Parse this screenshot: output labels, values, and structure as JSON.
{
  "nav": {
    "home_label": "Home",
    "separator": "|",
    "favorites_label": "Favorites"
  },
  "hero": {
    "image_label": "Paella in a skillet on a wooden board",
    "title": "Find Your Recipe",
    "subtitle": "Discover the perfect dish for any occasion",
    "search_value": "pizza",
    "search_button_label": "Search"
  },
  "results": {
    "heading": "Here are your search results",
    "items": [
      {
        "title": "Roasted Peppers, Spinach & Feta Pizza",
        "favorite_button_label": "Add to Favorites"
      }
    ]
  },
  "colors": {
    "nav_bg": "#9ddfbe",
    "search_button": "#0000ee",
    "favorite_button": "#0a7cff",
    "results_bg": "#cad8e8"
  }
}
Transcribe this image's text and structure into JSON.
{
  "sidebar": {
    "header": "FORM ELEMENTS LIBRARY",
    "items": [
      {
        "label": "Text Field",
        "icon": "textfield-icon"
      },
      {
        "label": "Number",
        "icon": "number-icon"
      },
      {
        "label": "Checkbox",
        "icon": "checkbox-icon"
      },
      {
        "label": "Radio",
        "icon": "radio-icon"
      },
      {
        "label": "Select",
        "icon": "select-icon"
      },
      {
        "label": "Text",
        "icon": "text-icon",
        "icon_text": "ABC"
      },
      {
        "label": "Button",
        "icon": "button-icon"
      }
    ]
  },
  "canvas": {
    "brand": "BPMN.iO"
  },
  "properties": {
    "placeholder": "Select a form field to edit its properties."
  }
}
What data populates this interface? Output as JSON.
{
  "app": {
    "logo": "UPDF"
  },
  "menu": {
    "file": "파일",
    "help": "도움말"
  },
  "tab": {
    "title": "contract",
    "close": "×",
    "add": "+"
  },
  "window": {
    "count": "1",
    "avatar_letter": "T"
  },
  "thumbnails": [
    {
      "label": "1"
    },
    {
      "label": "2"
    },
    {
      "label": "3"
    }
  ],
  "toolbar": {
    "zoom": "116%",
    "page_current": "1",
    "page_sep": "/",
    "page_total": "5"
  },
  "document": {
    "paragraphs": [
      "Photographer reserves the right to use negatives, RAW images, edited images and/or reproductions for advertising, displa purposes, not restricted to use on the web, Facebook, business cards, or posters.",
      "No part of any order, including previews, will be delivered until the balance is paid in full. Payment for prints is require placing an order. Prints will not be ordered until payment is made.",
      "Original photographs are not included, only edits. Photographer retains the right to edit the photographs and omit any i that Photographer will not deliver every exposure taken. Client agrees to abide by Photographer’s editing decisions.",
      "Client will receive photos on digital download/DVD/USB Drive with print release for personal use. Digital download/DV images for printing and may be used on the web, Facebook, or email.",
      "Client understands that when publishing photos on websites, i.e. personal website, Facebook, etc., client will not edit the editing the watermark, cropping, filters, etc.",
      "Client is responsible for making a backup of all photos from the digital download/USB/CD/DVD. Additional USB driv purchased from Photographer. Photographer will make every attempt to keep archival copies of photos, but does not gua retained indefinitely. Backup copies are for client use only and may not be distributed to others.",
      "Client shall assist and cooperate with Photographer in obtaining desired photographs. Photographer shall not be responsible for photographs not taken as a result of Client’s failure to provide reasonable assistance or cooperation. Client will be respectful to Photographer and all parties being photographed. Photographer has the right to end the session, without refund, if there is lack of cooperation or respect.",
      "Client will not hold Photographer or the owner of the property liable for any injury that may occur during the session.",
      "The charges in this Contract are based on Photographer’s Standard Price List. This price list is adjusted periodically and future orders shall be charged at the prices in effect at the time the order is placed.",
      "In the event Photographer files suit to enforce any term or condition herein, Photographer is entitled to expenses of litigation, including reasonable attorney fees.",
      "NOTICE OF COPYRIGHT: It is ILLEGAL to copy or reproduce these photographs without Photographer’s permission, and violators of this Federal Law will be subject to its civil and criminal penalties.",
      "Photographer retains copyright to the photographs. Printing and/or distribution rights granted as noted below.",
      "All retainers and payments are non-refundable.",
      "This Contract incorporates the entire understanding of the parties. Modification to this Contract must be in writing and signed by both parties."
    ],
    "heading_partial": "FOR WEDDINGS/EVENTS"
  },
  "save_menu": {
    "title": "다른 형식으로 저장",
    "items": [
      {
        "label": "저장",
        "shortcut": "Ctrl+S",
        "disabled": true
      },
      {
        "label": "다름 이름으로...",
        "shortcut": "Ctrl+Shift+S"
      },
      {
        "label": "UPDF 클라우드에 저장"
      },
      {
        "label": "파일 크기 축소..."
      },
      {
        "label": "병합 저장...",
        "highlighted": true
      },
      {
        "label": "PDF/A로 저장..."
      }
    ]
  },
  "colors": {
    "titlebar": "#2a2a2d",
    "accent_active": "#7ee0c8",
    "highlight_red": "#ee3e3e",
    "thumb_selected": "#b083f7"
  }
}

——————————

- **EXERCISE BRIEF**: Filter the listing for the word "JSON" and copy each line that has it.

- **ANSWER**:
Parse this screenshot: output labels, values, and structure as JSON.
Transcribe this image's text and structure into JSON.
What data populates this interface? Output as JSON.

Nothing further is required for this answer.